- _Entries provided_:
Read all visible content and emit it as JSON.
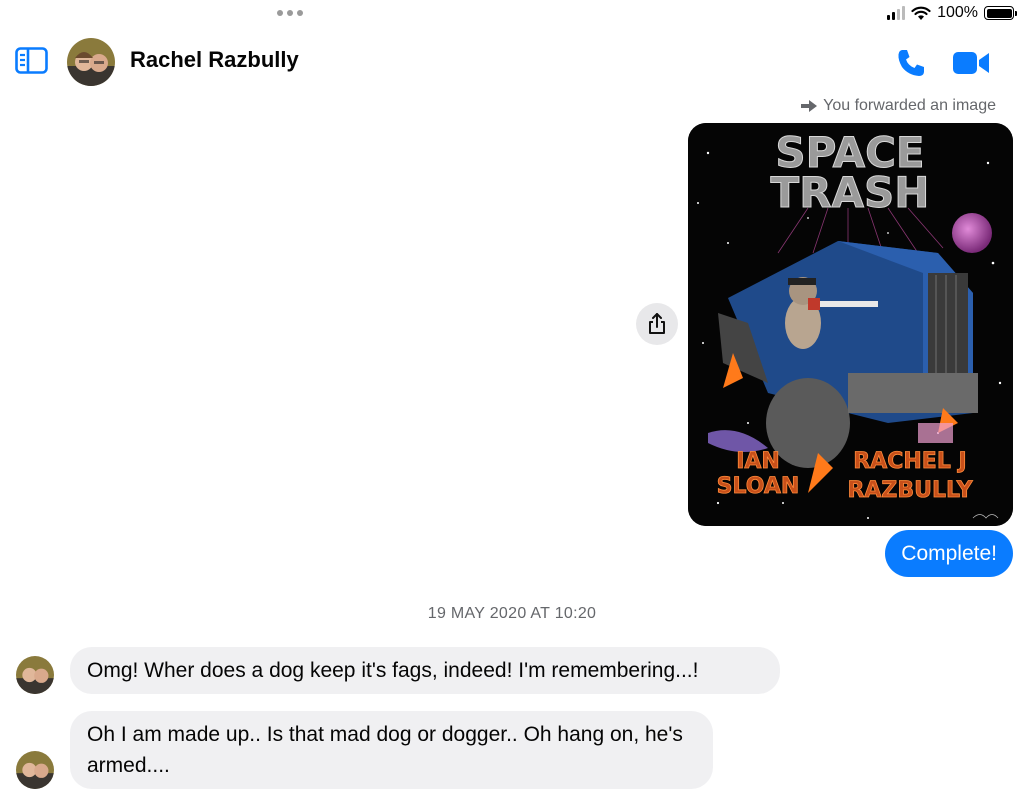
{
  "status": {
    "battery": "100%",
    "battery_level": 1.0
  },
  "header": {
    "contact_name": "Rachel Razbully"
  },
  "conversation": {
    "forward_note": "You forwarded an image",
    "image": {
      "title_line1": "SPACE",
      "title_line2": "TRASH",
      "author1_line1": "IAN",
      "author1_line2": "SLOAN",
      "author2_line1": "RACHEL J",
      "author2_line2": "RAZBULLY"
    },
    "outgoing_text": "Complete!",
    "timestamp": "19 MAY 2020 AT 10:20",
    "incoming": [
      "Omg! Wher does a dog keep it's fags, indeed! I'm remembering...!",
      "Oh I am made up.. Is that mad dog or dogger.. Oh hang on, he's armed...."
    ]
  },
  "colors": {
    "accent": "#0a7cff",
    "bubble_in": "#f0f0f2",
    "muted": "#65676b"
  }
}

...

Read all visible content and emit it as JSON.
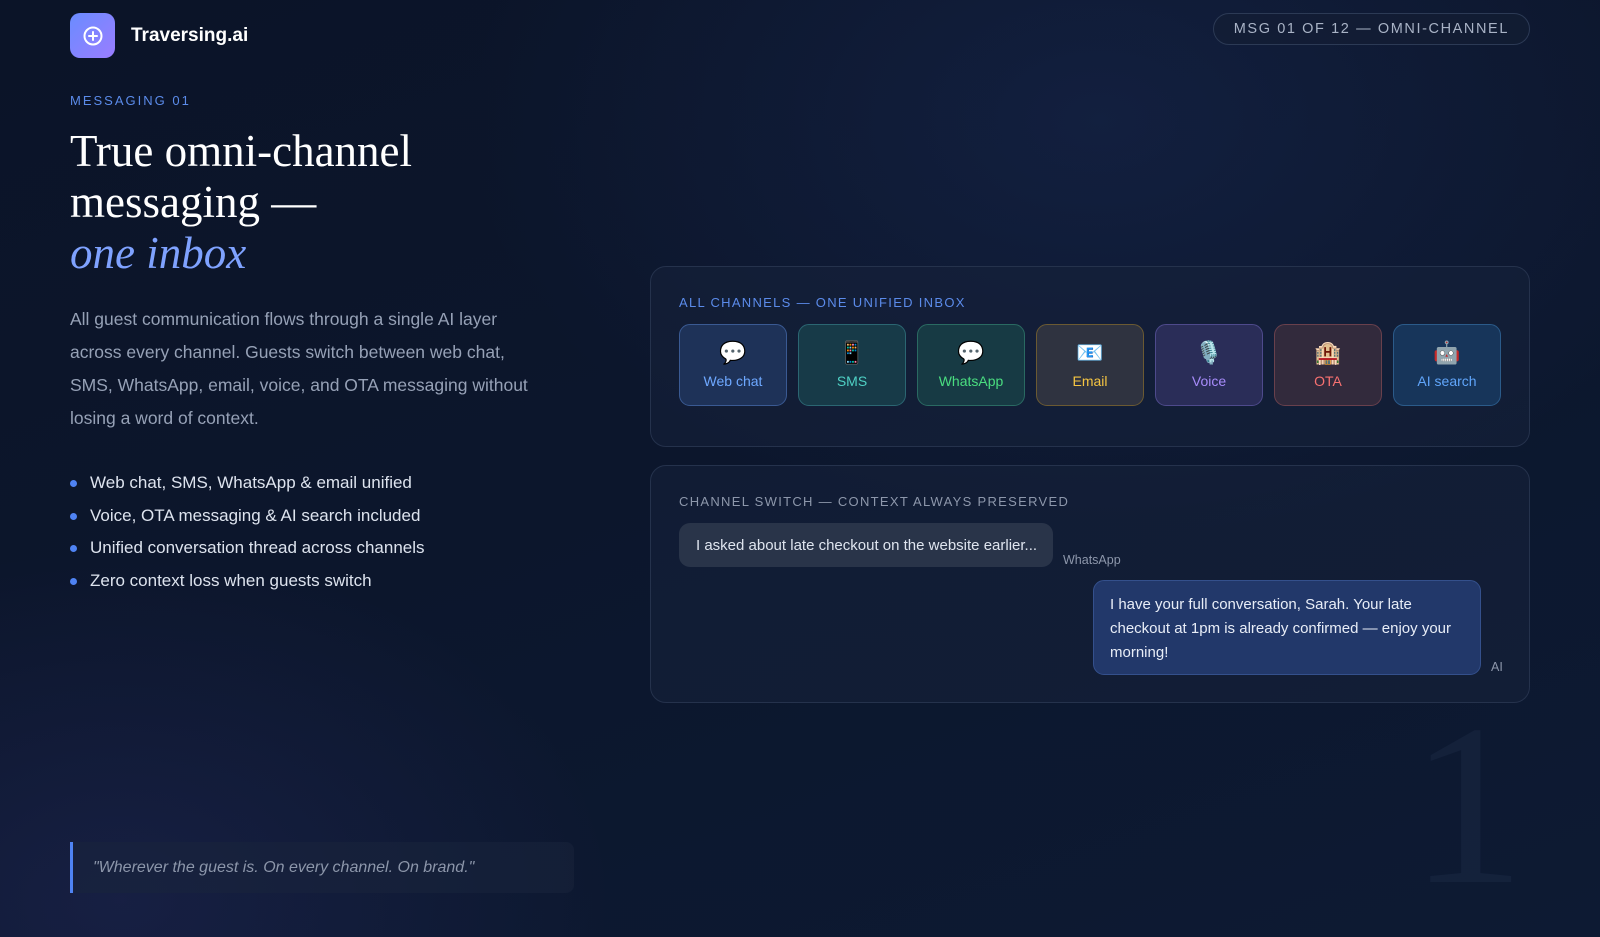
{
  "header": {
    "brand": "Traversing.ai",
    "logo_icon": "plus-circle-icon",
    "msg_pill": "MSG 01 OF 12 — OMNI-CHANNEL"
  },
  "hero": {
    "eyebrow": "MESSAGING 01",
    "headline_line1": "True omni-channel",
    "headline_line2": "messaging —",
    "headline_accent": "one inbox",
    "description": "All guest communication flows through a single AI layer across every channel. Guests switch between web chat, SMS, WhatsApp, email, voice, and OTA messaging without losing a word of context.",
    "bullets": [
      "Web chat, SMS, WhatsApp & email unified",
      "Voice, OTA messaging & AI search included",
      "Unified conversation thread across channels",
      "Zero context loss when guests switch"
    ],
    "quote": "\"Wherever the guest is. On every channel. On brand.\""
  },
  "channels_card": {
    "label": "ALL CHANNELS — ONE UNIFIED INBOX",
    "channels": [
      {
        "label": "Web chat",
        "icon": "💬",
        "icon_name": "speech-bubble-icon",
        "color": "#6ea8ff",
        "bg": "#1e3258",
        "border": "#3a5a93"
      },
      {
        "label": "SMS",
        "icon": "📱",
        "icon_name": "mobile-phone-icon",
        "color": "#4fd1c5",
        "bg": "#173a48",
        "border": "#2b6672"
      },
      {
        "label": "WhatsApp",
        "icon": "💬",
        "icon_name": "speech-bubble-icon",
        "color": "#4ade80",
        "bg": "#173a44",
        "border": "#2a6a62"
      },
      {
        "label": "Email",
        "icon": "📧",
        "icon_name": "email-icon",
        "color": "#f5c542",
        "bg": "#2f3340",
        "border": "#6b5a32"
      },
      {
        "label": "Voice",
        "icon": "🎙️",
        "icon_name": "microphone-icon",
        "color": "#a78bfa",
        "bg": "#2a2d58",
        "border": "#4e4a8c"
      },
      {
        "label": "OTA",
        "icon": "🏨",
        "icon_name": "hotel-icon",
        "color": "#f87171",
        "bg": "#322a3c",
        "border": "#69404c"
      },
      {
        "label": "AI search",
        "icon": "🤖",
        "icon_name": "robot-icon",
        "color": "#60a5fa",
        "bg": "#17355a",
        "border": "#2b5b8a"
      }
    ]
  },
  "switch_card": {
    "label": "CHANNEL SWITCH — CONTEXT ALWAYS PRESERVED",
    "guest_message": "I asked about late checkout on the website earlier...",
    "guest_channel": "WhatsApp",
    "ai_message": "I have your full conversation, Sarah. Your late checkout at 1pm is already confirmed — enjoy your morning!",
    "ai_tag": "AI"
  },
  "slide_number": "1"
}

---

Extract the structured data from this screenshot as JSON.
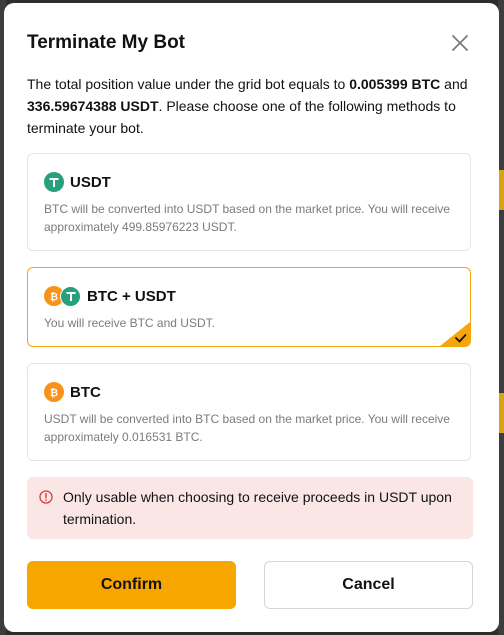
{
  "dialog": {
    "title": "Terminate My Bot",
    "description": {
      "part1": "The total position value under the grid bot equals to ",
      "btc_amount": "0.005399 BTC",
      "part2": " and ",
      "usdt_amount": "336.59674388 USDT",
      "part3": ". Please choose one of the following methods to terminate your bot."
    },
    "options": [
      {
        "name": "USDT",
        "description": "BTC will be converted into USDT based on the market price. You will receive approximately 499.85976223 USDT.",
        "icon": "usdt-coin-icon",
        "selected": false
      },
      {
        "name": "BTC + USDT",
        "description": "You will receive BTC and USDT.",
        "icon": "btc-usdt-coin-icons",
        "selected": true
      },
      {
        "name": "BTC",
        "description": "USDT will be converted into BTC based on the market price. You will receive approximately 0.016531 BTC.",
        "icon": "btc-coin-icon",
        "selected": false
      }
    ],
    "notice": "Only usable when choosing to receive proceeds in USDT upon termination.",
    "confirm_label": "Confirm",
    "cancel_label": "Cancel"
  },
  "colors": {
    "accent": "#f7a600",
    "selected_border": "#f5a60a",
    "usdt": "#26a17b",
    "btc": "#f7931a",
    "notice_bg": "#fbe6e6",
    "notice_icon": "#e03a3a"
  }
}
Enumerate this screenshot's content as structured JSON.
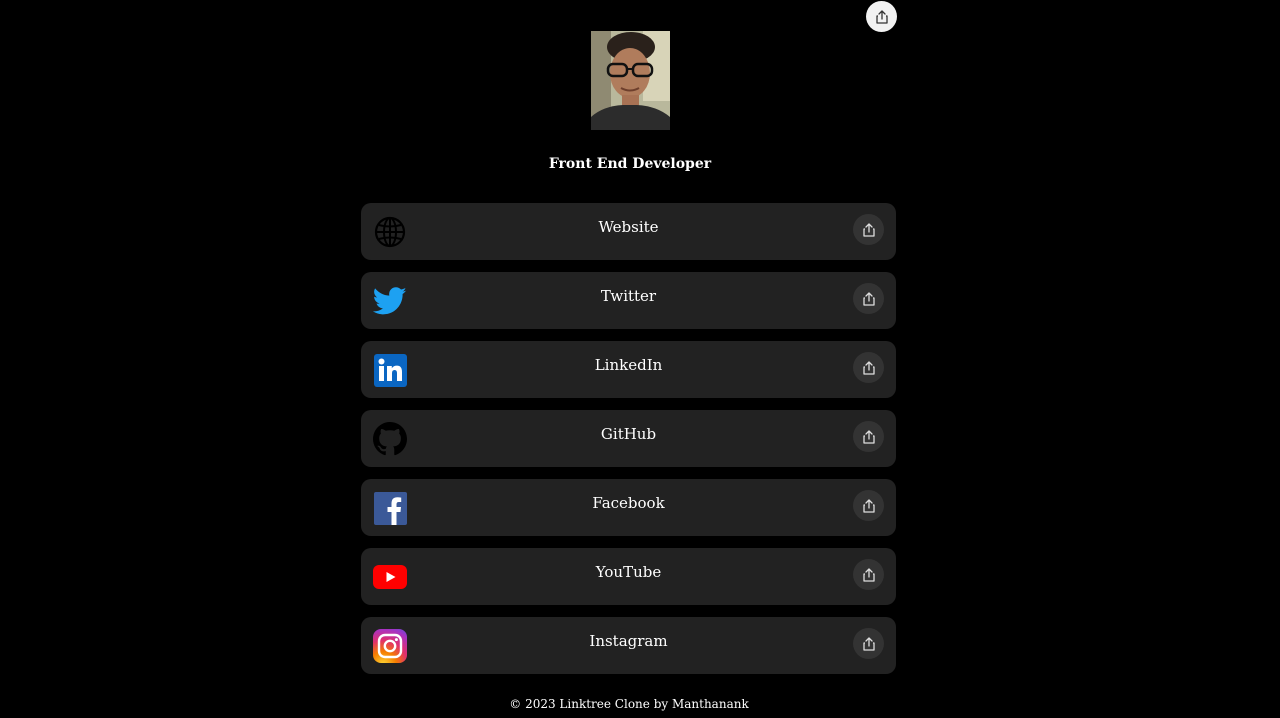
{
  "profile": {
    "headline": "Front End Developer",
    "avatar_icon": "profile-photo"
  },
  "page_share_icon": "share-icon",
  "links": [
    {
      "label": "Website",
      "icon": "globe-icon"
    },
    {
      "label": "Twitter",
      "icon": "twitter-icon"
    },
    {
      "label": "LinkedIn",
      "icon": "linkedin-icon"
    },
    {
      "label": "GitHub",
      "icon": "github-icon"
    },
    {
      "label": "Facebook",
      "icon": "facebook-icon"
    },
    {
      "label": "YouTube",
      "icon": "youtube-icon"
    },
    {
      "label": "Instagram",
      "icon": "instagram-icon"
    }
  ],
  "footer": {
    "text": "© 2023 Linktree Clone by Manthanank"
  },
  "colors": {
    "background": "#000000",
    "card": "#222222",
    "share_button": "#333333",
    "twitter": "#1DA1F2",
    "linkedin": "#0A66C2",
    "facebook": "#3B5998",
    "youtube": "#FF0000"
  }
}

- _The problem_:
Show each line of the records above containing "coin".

- _Response for this exercise_:
        "icon": "usdt-coin-icon",
        "icon": "btc-usdt-coin-icons",
        "icon": "btc-coin-icon",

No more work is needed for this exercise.